--- START ---

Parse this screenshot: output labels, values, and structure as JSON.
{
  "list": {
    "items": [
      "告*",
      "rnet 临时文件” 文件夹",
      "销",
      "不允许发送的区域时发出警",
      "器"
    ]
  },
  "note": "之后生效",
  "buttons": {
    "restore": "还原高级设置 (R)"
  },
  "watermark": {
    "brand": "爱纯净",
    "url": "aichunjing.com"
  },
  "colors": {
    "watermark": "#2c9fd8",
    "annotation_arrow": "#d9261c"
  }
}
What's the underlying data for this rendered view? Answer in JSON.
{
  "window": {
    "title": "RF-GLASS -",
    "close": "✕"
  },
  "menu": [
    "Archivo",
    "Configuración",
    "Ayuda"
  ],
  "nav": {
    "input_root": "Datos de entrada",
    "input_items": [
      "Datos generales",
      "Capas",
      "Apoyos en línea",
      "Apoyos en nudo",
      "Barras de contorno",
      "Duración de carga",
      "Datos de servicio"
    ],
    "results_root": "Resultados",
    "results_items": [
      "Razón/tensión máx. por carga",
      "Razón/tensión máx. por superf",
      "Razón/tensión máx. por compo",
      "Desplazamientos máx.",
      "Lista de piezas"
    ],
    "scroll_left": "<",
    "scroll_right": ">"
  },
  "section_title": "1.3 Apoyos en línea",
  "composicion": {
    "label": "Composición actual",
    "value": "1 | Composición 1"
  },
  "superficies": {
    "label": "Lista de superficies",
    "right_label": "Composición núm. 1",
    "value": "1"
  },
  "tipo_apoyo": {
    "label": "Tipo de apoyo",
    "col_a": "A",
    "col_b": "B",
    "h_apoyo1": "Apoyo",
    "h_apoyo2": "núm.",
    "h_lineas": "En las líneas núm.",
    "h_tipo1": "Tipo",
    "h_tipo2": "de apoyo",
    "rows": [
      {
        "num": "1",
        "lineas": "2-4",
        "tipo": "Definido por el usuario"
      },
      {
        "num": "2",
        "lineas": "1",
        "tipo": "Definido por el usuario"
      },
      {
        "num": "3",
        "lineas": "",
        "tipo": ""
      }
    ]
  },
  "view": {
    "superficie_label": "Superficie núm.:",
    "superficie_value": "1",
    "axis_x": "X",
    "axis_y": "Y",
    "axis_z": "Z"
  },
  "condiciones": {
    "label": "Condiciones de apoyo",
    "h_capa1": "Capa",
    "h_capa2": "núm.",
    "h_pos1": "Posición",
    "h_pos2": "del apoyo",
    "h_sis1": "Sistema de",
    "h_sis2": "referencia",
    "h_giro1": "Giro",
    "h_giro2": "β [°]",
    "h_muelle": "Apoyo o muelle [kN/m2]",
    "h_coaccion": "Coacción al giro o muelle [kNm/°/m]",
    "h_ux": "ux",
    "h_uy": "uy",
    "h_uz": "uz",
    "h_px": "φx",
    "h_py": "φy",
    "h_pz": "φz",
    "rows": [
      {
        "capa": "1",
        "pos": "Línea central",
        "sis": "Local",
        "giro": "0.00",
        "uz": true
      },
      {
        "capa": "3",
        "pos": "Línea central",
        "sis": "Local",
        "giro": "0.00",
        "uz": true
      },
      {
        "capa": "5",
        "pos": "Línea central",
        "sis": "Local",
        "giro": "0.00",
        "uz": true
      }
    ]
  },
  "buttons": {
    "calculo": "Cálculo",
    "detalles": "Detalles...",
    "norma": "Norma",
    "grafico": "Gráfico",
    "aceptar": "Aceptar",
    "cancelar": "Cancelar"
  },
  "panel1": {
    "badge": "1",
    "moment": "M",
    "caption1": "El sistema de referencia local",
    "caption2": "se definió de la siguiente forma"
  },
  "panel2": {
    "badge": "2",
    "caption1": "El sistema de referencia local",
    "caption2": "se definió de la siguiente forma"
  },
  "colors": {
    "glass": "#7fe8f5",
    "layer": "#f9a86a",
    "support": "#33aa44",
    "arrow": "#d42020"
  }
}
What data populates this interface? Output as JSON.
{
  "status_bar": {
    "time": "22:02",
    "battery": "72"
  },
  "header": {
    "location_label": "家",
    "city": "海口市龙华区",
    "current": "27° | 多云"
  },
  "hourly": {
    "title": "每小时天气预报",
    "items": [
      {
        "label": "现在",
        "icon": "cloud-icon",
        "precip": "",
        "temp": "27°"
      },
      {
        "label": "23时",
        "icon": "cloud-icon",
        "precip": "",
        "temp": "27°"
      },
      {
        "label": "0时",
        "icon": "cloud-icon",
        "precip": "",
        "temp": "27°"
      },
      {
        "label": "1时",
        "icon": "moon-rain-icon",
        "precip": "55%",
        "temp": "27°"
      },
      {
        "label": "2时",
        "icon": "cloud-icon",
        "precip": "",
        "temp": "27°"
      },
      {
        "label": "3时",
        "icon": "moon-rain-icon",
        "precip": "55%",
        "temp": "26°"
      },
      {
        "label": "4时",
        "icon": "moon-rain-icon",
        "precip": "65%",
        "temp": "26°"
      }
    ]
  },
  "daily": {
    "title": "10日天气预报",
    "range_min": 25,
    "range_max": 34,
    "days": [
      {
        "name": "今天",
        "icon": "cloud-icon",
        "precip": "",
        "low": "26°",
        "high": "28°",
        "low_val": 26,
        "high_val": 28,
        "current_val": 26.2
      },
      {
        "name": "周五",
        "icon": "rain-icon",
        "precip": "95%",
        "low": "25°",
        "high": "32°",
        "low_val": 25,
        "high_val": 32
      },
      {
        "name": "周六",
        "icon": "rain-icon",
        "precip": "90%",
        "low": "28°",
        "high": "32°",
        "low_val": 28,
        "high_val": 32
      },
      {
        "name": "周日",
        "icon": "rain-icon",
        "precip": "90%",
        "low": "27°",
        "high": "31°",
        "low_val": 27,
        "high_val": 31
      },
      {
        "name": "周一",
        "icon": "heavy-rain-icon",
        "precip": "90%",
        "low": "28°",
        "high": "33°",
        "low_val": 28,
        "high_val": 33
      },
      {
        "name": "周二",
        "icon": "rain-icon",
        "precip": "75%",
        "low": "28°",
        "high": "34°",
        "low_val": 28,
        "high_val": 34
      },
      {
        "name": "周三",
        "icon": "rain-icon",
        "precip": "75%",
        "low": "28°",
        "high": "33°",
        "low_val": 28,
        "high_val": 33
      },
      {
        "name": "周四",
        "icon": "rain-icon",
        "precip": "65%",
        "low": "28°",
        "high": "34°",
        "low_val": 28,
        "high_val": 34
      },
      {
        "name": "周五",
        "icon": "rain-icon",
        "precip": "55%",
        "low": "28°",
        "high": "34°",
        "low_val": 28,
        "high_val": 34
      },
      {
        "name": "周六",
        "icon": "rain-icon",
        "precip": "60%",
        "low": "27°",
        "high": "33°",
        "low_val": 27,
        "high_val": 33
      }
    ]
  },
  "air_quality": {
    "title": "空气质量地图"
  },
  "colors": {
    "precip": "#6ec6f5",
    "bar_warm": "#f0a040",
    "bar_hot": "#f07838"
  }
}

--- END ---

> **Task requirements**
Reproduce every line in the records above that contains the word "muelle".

> **Answer space**
    "h_muelle": "Apoyo o muelle [kN/m2]",
    "h_coaccion": "Coacción al giro o muelle [kNm/°/m]",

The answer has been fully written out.